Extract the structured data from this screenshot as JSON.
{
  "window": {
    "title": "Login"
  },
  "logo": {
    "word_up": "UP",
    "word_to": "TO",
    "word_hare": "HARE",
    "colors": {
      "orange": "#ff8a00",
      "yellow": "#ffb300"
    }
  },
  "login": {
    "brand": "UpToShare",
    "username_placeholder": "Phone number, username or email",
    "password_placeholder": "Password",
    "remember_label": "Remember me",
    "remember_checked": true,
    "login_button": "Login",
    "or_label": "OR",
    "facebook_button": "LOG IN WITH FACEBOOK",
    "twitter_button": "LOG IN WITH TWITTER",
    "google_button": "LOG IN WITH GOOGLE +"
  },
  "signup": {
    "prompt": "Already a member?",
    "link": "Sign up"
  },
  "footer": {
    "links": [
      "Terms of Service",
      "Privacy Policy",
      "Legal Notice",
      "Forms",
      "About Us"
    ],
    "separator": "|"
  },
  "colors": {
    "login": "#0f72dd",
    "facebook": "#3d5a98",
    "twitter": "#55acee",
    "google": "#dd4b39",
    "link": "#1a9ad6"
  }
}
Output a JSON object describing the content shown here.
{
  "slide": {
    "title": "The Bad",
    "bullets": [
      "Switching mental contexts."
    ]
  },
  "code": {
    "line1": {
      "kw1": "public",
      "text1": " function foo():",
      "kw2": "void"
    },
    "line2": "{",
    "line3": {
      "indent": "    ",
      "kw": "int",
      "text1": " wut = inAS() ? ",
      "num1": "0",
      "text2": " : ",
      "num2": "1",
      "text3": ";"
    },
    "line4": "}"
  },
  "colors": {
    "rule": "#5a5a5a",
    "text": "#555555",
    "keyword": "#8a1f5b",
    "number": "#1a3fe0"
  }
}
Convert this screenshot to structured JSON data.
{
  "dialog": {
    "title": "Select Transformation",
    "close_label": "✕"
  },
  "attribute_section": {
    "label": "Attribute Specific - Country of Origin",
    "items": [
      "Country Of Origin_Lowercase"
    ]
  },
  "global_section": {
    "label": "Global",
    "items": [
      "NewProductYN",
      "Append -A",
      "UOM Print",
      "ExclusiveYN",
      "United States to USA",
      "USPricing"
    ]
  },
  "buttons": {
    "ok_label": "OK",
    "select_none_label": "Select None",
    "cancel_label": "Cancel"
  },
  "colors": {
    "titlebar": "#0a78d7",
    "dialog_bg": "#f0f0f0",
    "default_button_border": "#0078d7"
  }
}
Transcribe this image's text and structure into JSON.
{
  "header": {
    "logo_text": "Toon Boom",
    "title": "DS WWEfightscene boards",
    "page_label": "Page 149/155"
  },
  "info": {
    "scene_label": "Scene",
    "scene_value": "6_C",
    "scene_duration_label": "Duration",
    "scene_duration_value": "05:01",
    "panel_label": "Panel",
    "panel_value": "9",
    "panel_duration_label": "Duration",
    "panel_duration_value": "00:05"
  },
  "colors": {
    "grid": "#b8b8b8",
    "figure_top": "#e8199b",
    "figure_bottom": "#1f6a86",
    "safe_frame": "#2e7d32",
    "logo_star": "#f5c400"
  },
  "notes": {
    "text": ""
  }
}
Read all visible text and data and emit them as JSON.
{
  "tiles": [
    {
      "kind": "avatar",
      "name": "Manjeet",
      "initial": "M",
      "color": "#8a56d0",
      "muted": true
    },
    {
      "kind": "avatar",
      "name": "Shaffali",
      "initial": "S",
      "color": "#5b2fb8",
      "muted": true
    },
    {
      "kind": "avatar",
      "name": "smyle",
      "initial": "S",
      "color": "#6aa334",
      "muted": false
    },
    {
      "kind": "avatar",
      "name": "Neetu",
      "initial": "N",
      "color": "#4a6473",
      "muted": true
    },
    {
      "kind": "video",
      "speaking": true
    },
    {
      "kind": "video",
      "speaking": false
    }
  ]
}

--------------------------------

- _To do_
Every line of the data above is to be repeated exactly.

- _Reply_
Extract the structured data from this screenshot as JSON.
{
  "window": {
    "title": "Login"
  },
  "logo": {
    "word_up": "UP",
    "word_to": "TO",
    "word_hare": "HARE",
    "colors": {
      "orange": "#ff8a00",
      "yellow": "#ffb300"
    }
  },
  "login": {
    "brand": "UpToShare",
    "username_placeholder": "Phone number, username or email",
    "password_placeholder": "Password",
    "remember_label": "Remember me",
    "remember_checked": true,
    "login_button": "Login",
    "or_label": "OR",
    "facebook_button": "LOG IN WITH FACEBOOK",
    "twitter_button": "LOG IN WITH TWITTER",
    "google_button": "LOG IN WITH GOOGLE +"
  },
  "signup": {
    "prompt": "Already a member?",
    "link": "Sign up"
  },
  "footer": {
    "links": [
      "Terms of Service",
      "Privacy Policy",
      "Legal Notice",
      "Forms",
      "About Us"
    ],
    "separator": "|"
  },
  "colors": {
    "login": "#0f72dd",
    "facebook": "#3d5a98",
    "twitter": "#55acee",
    "google": "#dd4b39",
    "link": "#1a9ad6"
  }
}
Output a JSON object describing the content shown here.
{
  "slide": {
    "title": "The Bad",
    "bullets": [
      "Switching mental contexts."
    ]
  },
  "code": {
    "line1": {
      "kw1": "public",
      "text1": " function foo():",
      "kw2": "void"
    },
    "line2": "{",
    "line3": {
      "indent": "    ",
      "kw": "int",
      "text1": " wut = inAS() ? ",
      "num1": "0",
      "text2": " : ",
      "num2": "1",
      "text3": ";"
    },
    "line4": "}"
  },
  "colors": {
    "rule": "#5a5a5a",
    "text": "#555555",
    "keyword": "#8a1f5b",
    "number": "#1a3fe0"
  }
}
Convert this screenshot to structured JSON data.
{
  "dialog": {
    "title": "Select Transformation",
    "close_label": "✕"
  },
  "attribute_section": {
    "label": "Attribute Specific - Country of Origin",
    "items": [
      "Country Of Origin_Lowercase"
    ]
  },
  "global_section": {
    "label": "Global",
    "items": [
      "NewProductYN",
      "Append -A",
      "UOM Print",
      "ExclusiveYN",
      "United States to USA",
      "USPricing"
    ]
  },
  "buttons": {
    "ok_label": "OK",
    "select_none_label": "Select None",
    "cancel_label": "Cancel"
  },
  "colors": {
    "titlebar": "#0a78d7",
    "dialog_bg": "#f0f0f0",
    "default_button_border": "#0078d7"
  }
}
Transcribe this image's text and structure into JSON.
{
  "header": {
    "logo_text": "Toon Boom",
    "title": "DS WWEfightscene boards",
    "page_label": "Page 149/155"
  },
  "info": {
    "scene_label": "Scene",
    "scene_value": "6_C",
    "scene_duration_label": "Duration",
    "scene_duration_value": "05:01",
    "panel_label": "Panel",
    "panel_value": "9",
    "panel_duration_label": "Duration",
    "panel_duration_value": "00:05"
  },
  "colors": {
    "grid": "#b8b8b8",
    "figure_top": "#e8199b",
    "figure_bottom": "#1f6a86",
    "safe_frame": "#2e7d32",
    "logo_star": "#f5c400"
  },
  "notes": {
    "text": ""
  }
}
Read all visible text and data and emit them as JSON.
{
  "tiles": [
    {
      "kind": "avatar",
      "name": "Manjeet",
      "initial": "M",
      "color": "#8a56d0",
      "muted": true
    },
    {
      "kind": "avatar",
      "name": "Shaffali",
      "initial": "S",
      "color": "#5b2fb8",
      "muted": true
    },
    {
      "kind": "avatar",
      "name": "smyle",
      "initial": "S",
      "color": "#6aa334",
      "muted": false
    },
    {
      "kind": "avatar",
      "name": "Neetu",
      "initial": "N",
      "color": "#4a6473",
      "muted": true
    },
    {
      "kind": "video",
      "speaking": true
    },
    {
      "kind": "video",
      "speaking": false
    }
  ]
}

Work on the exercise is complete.